If there is to be a “next war” (or the Western perception of such), it will presumably be with Iran, given tensions subsequent to the release of the September 2011 IAEA report on Iran’s nuclear program. With declarations of support for Iran by Russia, China, and Venezuela, escalation could be incredibly quick (if not instantaneous).
The Congressional EMP Commission noted that our potential adversaries (specifically, Iran, Russia, China, and North Korea) already know exactly what an EMP attack would do. According to EMP commissioners and other experts, over two-thirds (possibly up to 90%) of our population could be dead within the first year after a major EMP event. They have acknowledged that our very sovereignty would be at stake. Are we willing to take a chance that the first battle of the next war will be something other (something less) than an EMP first-strike against us? Or are we willing to concede that the first battle of the next war might, in fact, be our very last battle? Once hit, if our electric grid has not been hardened, the question of who ultimately wins the bigger war will be irrelevant for those left to survive in a long-term “grid-down” environment.
Family Security Matters Contributing Editor Cynthia E. Ayers is currently Vice President of EMPact Amercia. She recently retired from the National Security Agency after over 38 years of federal service, including 8 years at the U.S. Army War College’s Center for Strategic Leadership.

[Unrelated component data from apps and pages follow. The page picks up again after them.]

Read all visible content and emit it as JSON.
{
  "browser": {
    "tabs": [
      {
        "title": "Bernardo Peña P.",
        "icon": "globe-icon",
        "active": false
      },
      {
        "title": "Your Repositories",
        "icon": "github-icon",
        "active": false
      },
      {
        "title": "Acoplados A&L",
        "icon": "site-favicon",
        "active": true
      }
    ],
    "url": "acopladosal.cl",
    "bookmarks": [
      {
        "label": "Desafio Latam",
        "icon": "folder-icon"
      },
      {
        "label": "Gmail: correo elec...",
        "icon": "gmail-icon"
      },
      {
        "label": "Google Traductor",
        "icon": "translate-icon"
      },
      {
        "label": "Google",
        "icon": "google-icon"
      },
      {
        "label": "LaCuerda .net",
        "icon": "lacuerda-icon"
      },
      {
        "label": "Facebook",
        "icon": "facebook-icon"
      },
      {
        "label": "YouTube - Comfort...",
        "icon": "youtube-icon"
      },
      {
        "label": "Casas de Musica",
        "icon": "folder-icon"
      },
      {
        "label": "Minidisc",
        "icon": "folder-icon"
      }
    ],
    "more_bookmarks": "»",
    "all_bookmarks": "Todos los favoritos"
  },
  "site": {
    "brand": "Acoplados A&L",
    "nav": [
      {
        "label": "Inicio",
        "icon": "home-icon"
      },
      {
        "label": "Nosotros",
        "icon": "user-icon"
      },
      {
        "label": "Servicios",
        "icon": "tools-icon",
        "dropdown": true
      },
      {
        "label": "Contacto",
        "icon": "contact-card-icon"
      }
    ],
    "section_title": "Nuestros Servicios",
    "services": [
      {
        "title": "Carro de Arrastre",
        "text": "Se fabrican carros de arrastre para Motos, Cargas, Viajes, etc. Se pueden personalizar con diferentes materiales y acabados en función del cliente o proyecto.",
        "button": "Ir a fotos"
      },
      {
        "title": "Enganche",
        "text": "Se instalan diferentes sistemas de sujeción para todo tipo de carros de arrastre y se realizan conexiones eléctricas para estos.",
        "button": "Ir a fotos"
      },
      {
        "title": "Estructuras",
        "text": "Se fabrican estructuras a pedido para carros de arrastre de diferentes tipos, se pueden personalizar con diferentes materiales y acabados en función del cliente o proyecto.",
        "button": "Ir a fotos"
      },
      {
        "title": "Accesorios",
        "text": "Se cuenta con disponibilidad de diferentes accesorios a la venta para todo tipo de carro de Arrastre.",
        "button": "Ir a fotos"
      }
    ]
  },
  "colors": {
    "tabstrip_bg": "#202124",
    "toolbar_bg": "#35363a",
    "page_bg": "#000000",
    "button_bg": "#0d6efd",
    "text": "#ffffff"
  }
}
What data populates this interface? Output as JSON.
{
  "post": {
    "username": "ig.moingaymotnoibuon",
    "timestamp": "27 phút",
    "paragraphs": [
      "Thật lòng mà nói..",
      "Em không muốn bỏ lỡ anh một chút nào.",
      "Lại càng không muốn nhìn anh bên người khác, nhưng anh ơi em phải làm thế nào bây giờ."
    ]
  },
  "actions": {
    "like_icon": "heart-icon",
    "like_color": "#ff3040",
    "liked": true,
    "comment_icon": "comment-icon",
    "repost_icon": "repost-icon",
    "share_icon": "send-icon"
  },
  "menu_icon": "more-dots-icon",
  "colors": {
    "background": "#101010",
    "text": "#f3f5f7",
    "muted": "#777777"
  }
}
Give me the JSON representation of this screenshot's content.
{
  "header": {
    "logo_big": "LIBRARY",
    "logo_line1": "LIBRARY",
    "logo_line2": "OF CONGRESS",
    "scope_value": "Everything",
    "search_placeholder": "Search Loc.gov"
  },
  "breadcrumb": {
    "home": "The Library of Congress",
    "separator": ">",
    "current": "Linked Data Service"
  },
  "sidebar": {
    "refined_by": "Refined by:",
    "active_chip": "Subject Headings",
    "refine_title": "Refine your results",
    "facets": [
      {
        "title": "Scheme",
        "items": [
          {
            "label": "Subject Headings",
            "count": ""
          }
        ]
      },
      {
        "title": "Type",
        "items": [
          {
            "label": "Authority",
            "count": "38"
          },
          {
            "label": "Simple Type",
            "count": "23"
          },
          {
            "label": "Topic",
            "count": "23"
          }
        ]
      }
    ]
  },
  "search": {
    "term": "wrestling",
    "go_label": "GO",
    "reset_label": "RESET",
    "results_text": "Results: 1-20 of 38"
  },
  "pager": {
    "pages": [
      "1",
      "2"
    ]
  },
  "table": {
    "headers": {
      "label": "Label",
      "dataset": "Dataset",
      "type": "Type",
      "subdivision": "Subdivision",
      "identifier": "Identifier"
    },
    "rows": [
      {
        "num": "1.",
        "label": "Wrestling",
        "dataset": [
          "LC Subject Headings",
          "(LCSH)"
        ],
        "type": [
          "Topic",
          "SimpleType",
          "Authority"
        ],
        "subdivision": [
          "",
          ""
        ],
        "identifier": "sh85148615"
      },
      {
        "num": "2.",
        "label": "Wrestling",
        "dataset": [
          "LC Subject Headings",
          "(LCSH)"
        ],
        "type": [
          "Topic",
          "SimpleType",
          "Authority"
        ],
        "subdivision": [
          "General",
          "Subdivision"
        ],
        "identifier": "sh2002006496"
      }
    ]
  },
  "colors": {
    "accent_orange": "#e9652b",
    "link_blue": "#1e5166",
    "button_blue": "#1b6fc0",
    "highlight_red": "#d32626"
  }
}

Family Security Matters Contributing Editor Cynthia E. Ayers is currently Director of the Task Force on National and Homeland Security. Prior to accepting the Task Force position, she served as Vice President of EMPact Amercia, having retired from the National Security Agency after over 38 years of federal service-a period that included 8 years at the U.S. Army War College's Center for Strategic Leadership.